RECORDS TO USE
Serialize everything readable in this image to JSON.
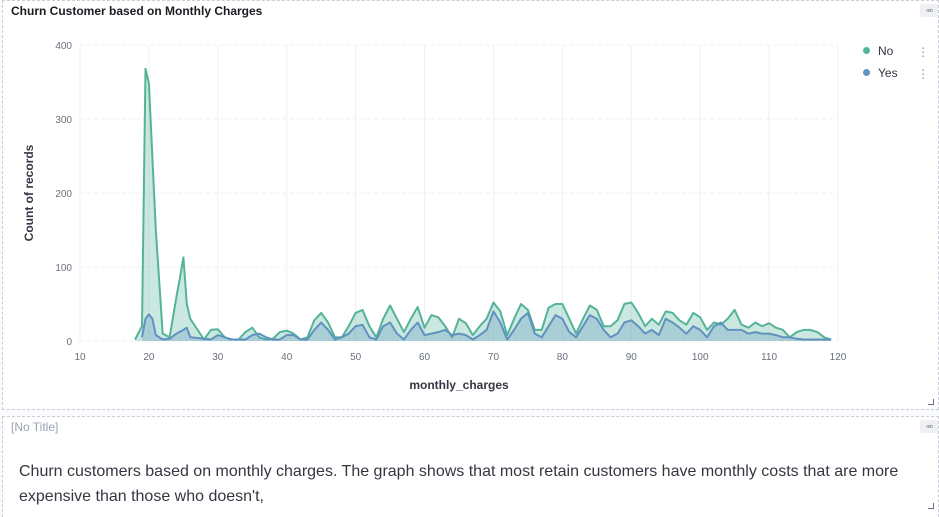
{
  "chart_panel": {
    "title": "Churn Customer based on Monthly Charges",
    "options_icon": "ellipsis-icon"
  },
  "text_panel": {
    "title": "[No Title]",
    "body": "Churn customers based on monthly charges. The graph shows that most retain customers have monthly costs that are more expensive than those who doesn't,",
    "options_icon": "ellipsis-icon"
  },
  "colors": {
    "no": "#54b399",
    "yes": "#6092c0",
    "grid": "#eef0f3",
    "axis_text": "#69707d"
  },
  "chart_data": {
    "type": "area",
    "xlabel": "monthly_charges",
    "ylabel": "Count of records",
    "xlim": [
      10,
      120
    ],
    "ylim": [
      0,
      400
    ],
    "x_ticks": [
      10,
      20,
      30,
      40,
      50,
      60,
      70,
      80,
      90,
      100,
      110,
      120
    ],
    "y_ticks": [
      0,
      100,
      200,
      300,
      400
    ],
    "grid": true,
    "legend_position": "top-right",
    "series": [
      {
        "name": "No",
        "x": [
          18,
          19,
          19.5,
          20,
          21,
          22,
          23,
          24,
          24.5,
          25,
          25.5,
          26,
          28,
          29,
          30,
          31,
          32,
          33,
          34,
          35,
          36,
          37,
          38,
          39,
          40,
          41,
          42,
          43,
          44,
          45,
          46,
          47,
          48,
          49,
          50,
          51,
          52,
          53,
          54,
          55,
          56,
          57,
          58,
          59,
          60,
          61,
          62,
          63,
          64,
          65,
          66,
          67,
          68,
          69,
          70,
          71,
          72,
          73,
          74,
          75,
          76,
          77,
          78,
          79,
          80,
          81,
          82,
          83,
          84,
          85,
          86,
          87,
          88,
          89,
          90,
          91,
          92,
          93,
          94,
          95,
          96,
          97,
          98,
          99,
          100,
          101,
          102,
          103,
          104,
          105,
          106,
          107,
          108,
          109,
          110,
          111,
          112,
          113,
          114,
          115,
          116,
          117,
          118,
          119
        ],
        "values": [
          2,
          20,
          368,
          348,
          150,
          10,
          5,
          60,
          85,
          113,
          50,
          30,
          2,
          15,
          16,
          5,
          2,
          2,
          12,
          18,
          5,
          2,
          3,
          12,
          14,
          10,
          2,
          5,
          28,
          38,
          25,
          5,
          5,
          20,
          38,
          42,
          20,
          5,
          30,
          48,
          30,
          12,
          30,
          46,
          18,
          35,
          32,
          20,
          5,
          30,
          24,
          8,
          20,
          30,
          52,
          40,
          8,
          30,
          50,
          42,
          15,
          15,
          45,
          50,
          50,
          30,
          10,
          30,
          48,
          42,
          20,
          20,
          28,
          50,
          52,
          38,
          20,
          30,
          22,
          40,
          38,
          28,
          22,
          38,
          32,
          15,
          25,
          22,
          30,
          42,
          22,
          18,
          25,
          20,
          24,
          18,
          15,
          5,
          12,
          15,
          15,
          12,
          5,
          2
        ]
      },
      {
        "name": "Yes",
        "x": [
          19,
          19.5,
          20,
          20.5,
          21,
          22,
          23,
          24,
          25,
          25.5,
          26,
          29,
          30,
          31,
          32,
          33,
          34,
          35,
          36,
          37,
          38,
          39,
          40,
          41,
          42,
          43,
          44,
          45,
          46,
          47,
          48,
          49,
          50,
          51,
          52,
          53,
          54,
          55,
          56,
          57,
          58,
          59,
          60,
          61,
          62,
          63,
          64,
          65,
          66,
          67,
          68,
          69,
          70,
          71,
          72,
          73,
          74,
          75,
          76,
          77,
          78,
          79,
          80,
          81,
          82,
          83,
          84,
          85,
          86,
          87,
          88,
          89,
          90,
          91,
          92,
          93,
          94,
          95,
          96,
          97,
          98,
          99,
          100,
          101,
          102,
          103,
          104,
          105,
          106,
          107,
          108,
          109,
          110,
          111,
          112,
          113,
          114,
          115,
          116,
          117,
          118,
          119
        ],
        "values": [
          5,
          30,
          36,
          30,
          8,
          2,
          3,
          10,
          15,
          18,
          5,
          2,
          8,
          5,
          2,
          2,
          2,
          8,
          10,
          5,
          2,
          2,
          8,
          8,
          2,
          2,
          15,
          25,
          15,
          2,
          5,
          10,
          20,
          22,
          5,
          2,
          20,
          25,
          10,
          2,
          15,
          25,
          8,
          10,
          12,
          15,
          8,
          10,
          8,
          2,
          8,
          15,
          40,
          25,
          2,
          15,
          30,
          38,
          10,
          5,
          20,
          35,
          30,
          12,
          5,
          20,
          35,
          30,
          15,
          5,
          10,
          25,
          28,
          20,
          10,
          15,
          8,
          30,
          25,
          18,
          10,
          20,
          15,
          5,
          20,
          25,
          15,
          15,
          15,
          10,
          12,
          10,
          10,
          8,
          5,
          5,
          3,
          2,
          2,
          2,
          2,
          2
        ]
      }
    ]
  }
}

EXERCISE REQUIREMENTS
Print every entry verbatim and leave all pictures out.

WRITTEN ANSWER
Serialize everything readable in this image to JSON.
{
  "chart_panel": {
    "title": "Churn Customer based on Monthly Charges",
    "options_icon": "ellipsis-icon"
  },
  "text_panel": {
    "title": "[No Title]",
    "body": "Churn customers based on monthly charges. The graph shows that most retain customers have monthly costs that are more expensive than those who doesn't,",
    "options_icon": "ellipsis-icon"
  },
  "colors": {
    "no": "#54b399",
    "yes": "#6092c0",
    "grid": "#eef0f3",
    "axis_text": "#69707d"
  },
  "chart_data": {
    "type": "area",
    "xlabel": "monthly_charges",
    "ylabel": "Count of records",
    "xlim": [
      10,
      120
    ],
    "ylim": [
      0,
      400
    ],
    "x_ticks": [
      10,
      20,
      30,
      40,
      50,
      60,
      70,
      80,
      90,
      100,
      110,
      120
    ],
    "y_ticks": [
      0,
      100,
      200,
      300,
      400
    ],
    "grid": true,
    "legend_position": "top-right",
    "series": [
      {
        "name": "No",
        "x": [
          18,
          19,
          19.5,
          20,
          21,
          22,
          23,
          24,
          24.5,
          25,
          25.5,
          26,
          28,
          29,
          30,
          31,
          32,
          33,
          34,
          35,
          36,
          37,
          38,
          39,
          40,
          41,
          42,
          43,
          44,
          45,
          46,
          47,
          48,
          49,
          50,
          51,
          52,
          53,
          54,
          55,
          56,
          57,
          58,
          59,
          60,
          61,
          62,
          63,
          64,
          65,
          66,
          67,
          68,
          69,
          70,
          71,
          72,
          73,
          74,
          75,
          76,
          77,
          78,
          79,
          80,
          81,
          82,
          83,
          84,
          85,
          86,
          87,
          88,
          89,
          90,
          91,
          92,
          93,
          94,
          95,
          96,
          97,
          98,
          99,
          100,
          101,
          102,
          103,
          104,
          105,
          106,
          107,
          108,
          109,
          110,
          111,
          112,
          113,
          114,
          115,
          116,
          117,
          118,
          119
        ],
        "values": [
          2,
          20,
          368,
          348,
          150,
          10,
          5,
          60,
          85,
          113,
          50,
          30,
          2,
          15,
          16,
          5,
          2,
          2,
          12,
          18,
          5,
          2,
          3,
          12,
          14,
          10,
          2,
          5,
          28,
          38,
          25,
          5,
          5,
          20,
          38,
          42,
          20,
          5,
          30,
          48,
          30,
          12,
          30,
          46,
          18,
          35,
          32,
          20,
          5,
          30,
          24,
          8,
          20,
          30,
          52,
          40,
          8,
          30,
          50,
          42,
          15,
          15,
          45,
          50,
          50,
          30,
          10,
          30,
          48,
          42,
          20,
          20,
          28,
          50,
          52,
          38,
          20,
          30,
          22,
          40,
          38,
          28,
          22,
          38,
          32,
          15,
          25,
          22,
          30,
          42,
          22,
          18,
          25,
          20,
          24,
          18,
          15,
          5,
          12,
          15,
          15,
          12,
          5,
          2
        ]
      },
      {
        "name": "Yes",
        "x": [
          19,
          19.5,
          20,
          20.5,
          21,
          22,
          23,
          24,
          25,
          25.5,
          26,
          29,
          30,
          31,
          32,
          33,
          34,
          35,
          36,
          37,
          38,
          39,
          40,
          41,
          42,
          43,
          44,
          45,
          46,
          47,
          48,
          49,
          50,
          51,
          52,
          53,
          54,
          55,
          56,
          57,
          58,
          59,
          60,
          61,
          62,
          63,
          64,
          65,
          66,
          67,
          68,
          69,
          70,
          71,
          72,
          73,
          74,
          75,
          76,
          77,
          78,
          79,
          80,
          81,
          82,
          83,
          84,
          85,
          86,
          87,
          88,
          89,
          90,
          91,
          92,
          93,
          94,
          95,
          96,
          97,
          98,
          99,
          100,
          101,
          102,
          103,
          104,
          105,
          106,
          107,
          108,
          109,
          110,
          111,
          112,
          113,
          114,
          115,
          116,
          117,
          118,
          119
        ],
        "values": [
          5,
          30,
          36,
          30,
          8,
          2,
          3,
          10,
          15,
          18,
          5,
          2,
          8,
          5,
          2,
          2,
          2,
          8,
          10,
          5,
          2,
          2,
          8,
          8,
          2,
          2,
          15,
          25,
          15,
          2,
          5,
          10,
          20,
          22,
          5,
          2,
          20,
          25,
          10,
          2,
          15,
          25,
          8,
          10,
          12,
          15,
          8,
          10,
          8,
          2,
          8,
          15,
          40,
          25,
          2,
          15,
          30,
          38,
          10,
          5,
          20,
          35,
          30,
          12,
          5,
          20,
          35,
          30,
          15,
          5,
          10,
          25,
          28,
          20,
          10,
          15,
          8,
          30,
          25,
          18,
          10,
          20,
          15,
          5,
          20,
          25,
          15,
          15,
          15,
          10,
          12,
          10,
          10,
          8,
          5,
          5,
          3,
          2,
          2,
          2,
          2,
          2
        ]
      }
    ]
  }
}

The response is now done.